BERAIN, Jean the Elder
(b. 1640, Saint-Mihiel, d. 1711, Paris)


French designer, architect, and engraver. He was born into a family of artists, whose real name was Leclerc, but went under the name of Berain. The Berain family moved to Paris c. 1644. Berain's father, also called Jean Berain, and his uncle Claude Berain were master gunsmiths. From the age of four Jean lived in Paris, where his family all worked as harquebusiers. In 1655 he married the daughter of a shoemaker, who gave him nine children, and was herself a painter.

In 1659 he had already produced a collection of engravings entitled Various Pieces for Harquebuziers; he then worked in obscurity until 1670, when he came to prominence by making ornamental engravings for the Apollo Gallery in the Louvre. He was a pupil of Henri de Gissey, the official designer of the Royal Chamber and Cabinet of King Louis XIV, and succeeded him in 1675. He went on to design carnival costumes, and worked on the grand events of the reign of Louis XIV, such as masked balls and funeral processions.

From 1675 onward he was regularly involved in creating decorations and machinery for the Paris Opéra, and organised festivals, firework displays and carousels; he also designed decorations for the King's ships, as well as paneling and mirrored fireplaces. He developed his own decorative style around 1670, which remained in vogue until the 18th century. When creating decorations for ships he always followed the same procedure, never deviating from it: this involved placing a god, goddess or saint at the front, and constructing behind it a vast composition that was directly related to the name of the ship. The allegories he chose were, of course, all homages to Louis XIV. He gave his name to this ornamental style, which was a refined and delicate variation on the Italian 'grotesques'.

Although Berain was fully employed by the crown he had a number of other influential patrons. His designs for such clients as the Marquis de Seignelay, Louis de Mailly, Marquis de Nesles (1618-1708), and Karl XI of Sweden (reg 1660-97) represent the decoration usually associated with his name: grotesques, singeries, elements of the exotic, perfume burners, lambrequins, dais with draperies, masks, foliage and Strapwork.

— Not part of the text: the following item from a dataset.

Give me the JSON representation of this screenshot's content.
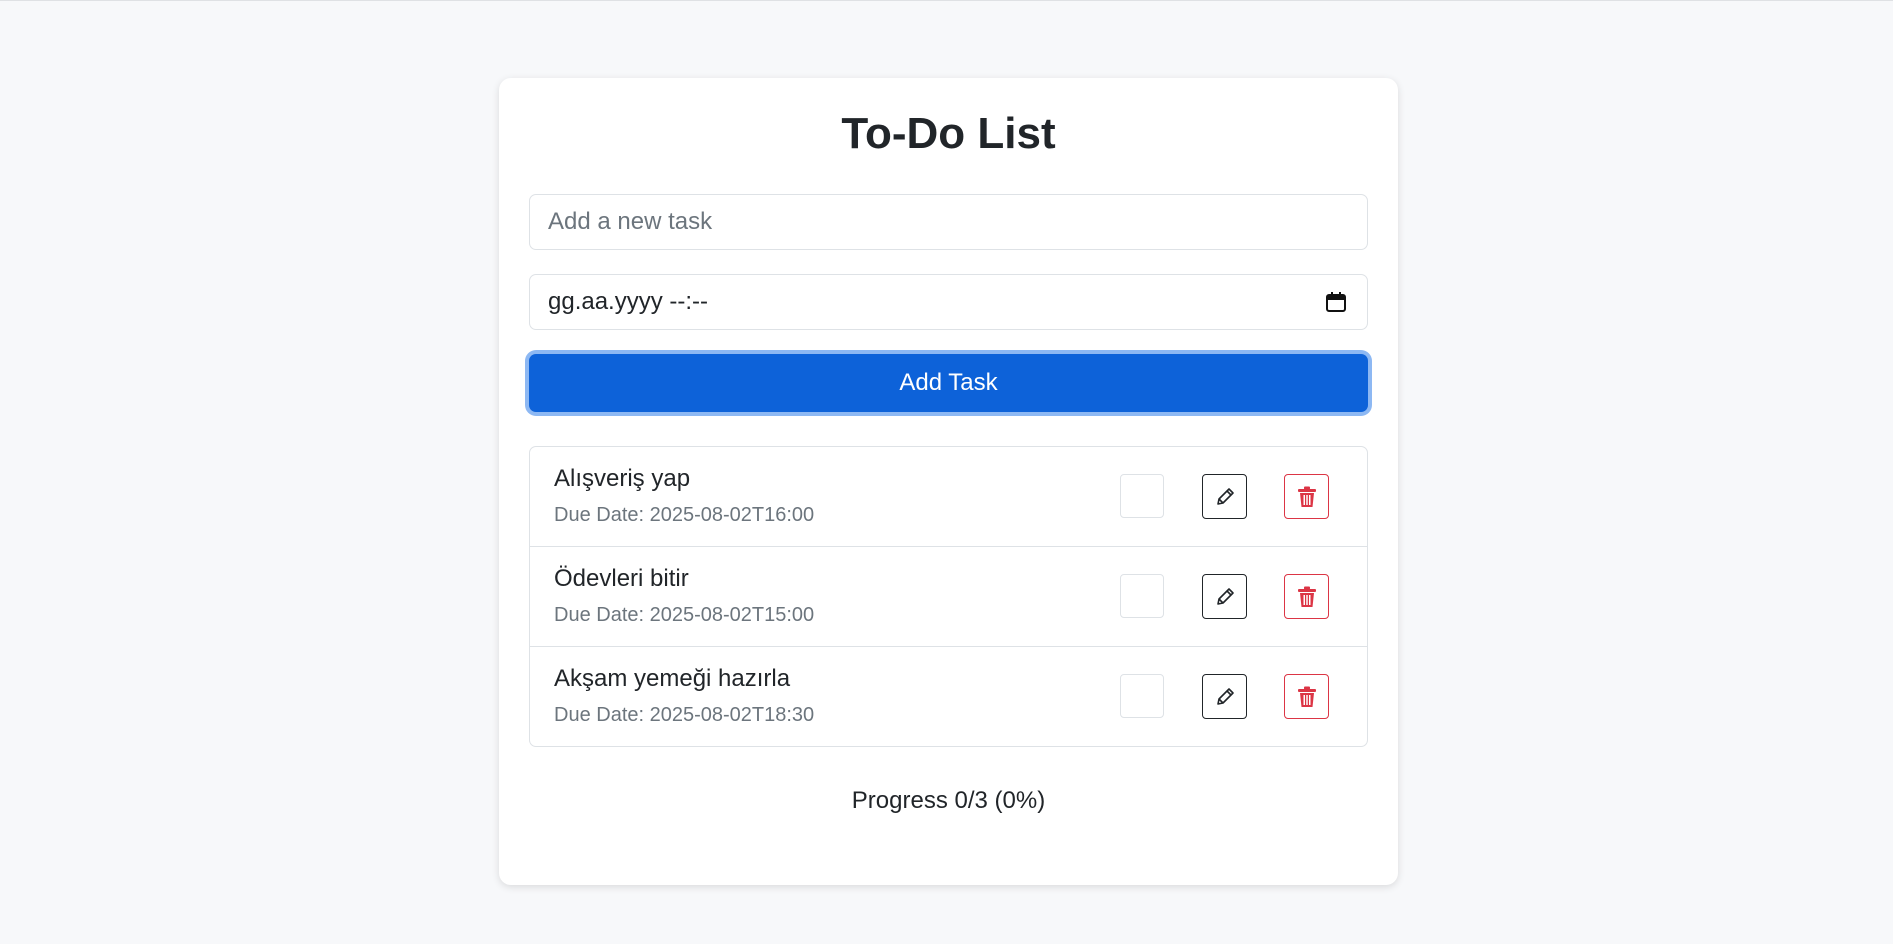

Berain's work symbolized the later stages of the Louis XIV style and was a precursor of the more fanciful Rococo style. His important work undoubtedly had significant influence on such later designers as Claude Audran III and the Slodtz family. For many years after his death Berain's work continued to inspire such artists as the cabinetmaker André-Charles Boulle, and decoration after Berain was frequently to be found on ceramics produced at Moustiers and Rouen. Berain's work was widely disseminated through series of prints, among which was the Oeuvre de Jean Berain, recueillies par les soins du sieur Thuret (Paris, 1711). Jean Berain II, also employed by the crown, succeeded his father as Dessinateur de la Chambre et du Cabinet du Roi in 1711. His work is similar to that of his father, but he did not possess 'la génie du père'.